DATA FOR THIS TASK:

====

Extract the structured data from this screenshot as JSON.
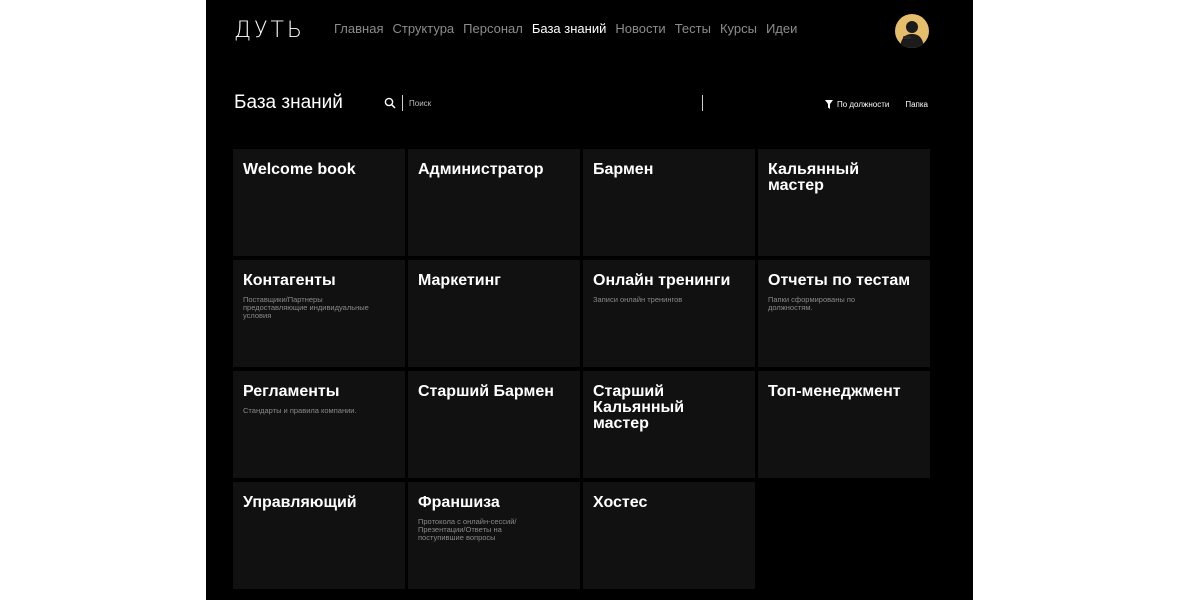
{
  "app": {
    "logo": "ДУТЬ"
  },
  "nav": {
    "items": [
      {
        "label": "Главная"
      },
      {
        "label": "Структура"
      },
      {
        "label": "Персонал"
      },
      {
        "label": "База знаний",
        "active": true
      },
      {
        "label": "Новости"
      },
      {
        "label": "Тесты"
      },
      {
        "label": "Курсы"
      },
      {
        "label": "Идеи"
      }
    ]
  },
  "page": {
    "title": "База знаний"
  },
  "search": {
    "placeholder": "Поиск",
    "value": ""
  },
  "filters": {
    "by_position": "По должности",
    "folder": "Папка"
  },
  "cards": [
    {
      "title": "Welcome book",
      "description": ""
    },
    {
      "title": "Администратор",
      "description": ""
    },
    {
      "title": "Бармен",
      "description": ""
    },
    {
      "title": "Кальянный мастер",
      "description": ""
    },
    {
      "title": "Контагенты",
      "description": "Поставщики/Партнеры предоставляющие индивидуальные условия"
    },
    {
      "title": "Маркетинг",
      "description": ""
    },
    {
      "title": "Онлайн тренинги",
      "description": "Записи онлайн тренингов"
    },
    {
      "title": "Отчеты по тестам",
      "description": "Папки сформированы по должностям."
    },
    {
      "title": "Регламенты",
      "description": "Стандарты и правила компании."
    },
    {
      "title": "Старший Бармен",
      "description": ""
    },
    {
      "title": "Старший Кальянный мастер",
      "description": ""
    },
    {
      "title": "Топ-менеджмент",
      "description": ""
    },
    {
      "title": "Управляющий",
      "description": ""
    },
    {
      "title": "Франшиза",
      "description": "Протокола с онлайн-сессий/ Презентации/Ответы на поступившие вопросы"
    },
    {
      "title": "Хостес",
      "description": ""
    }
  ],
  "colors": {
    "background": "#000000",
    "card": "#111111",
    "text": "#ffffff",
    "muted": "#8c8c8c",
    "avatar": "#e6bd6a"
  }
}
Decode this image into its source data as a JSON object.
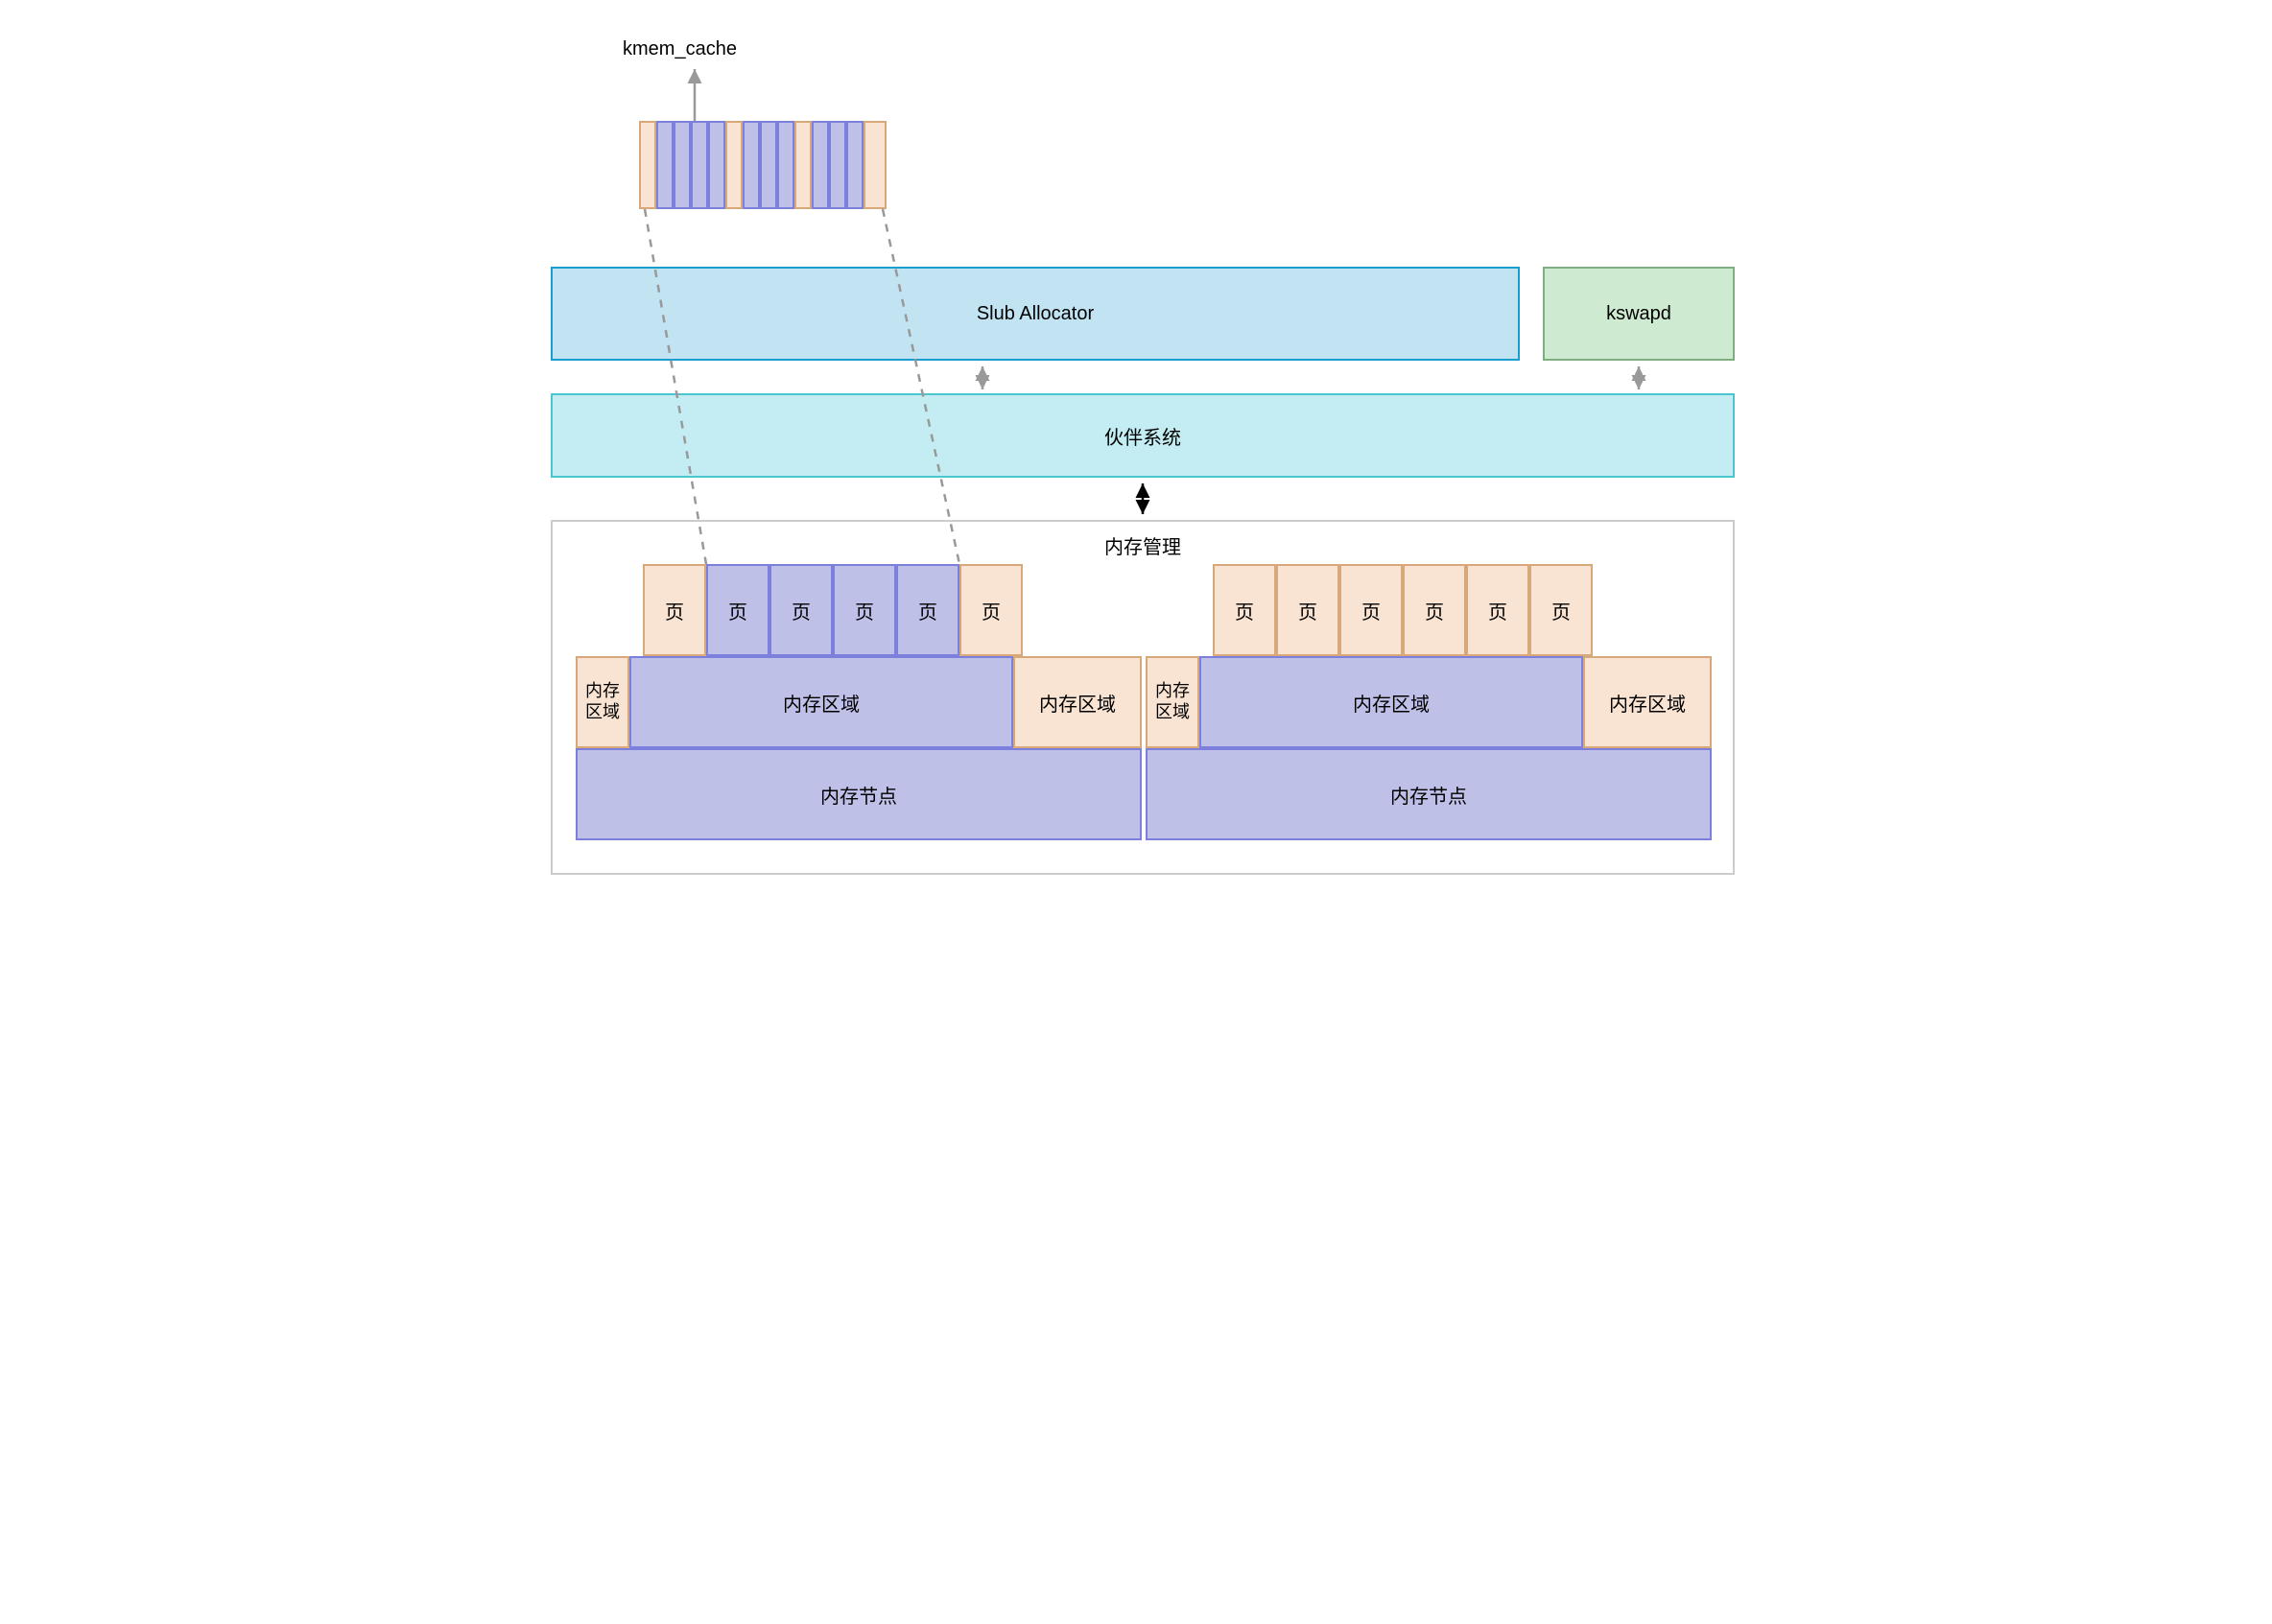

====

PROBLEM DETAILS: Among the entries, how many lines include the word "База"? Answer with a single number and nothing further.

SOLUTION TO THIS TASK: 2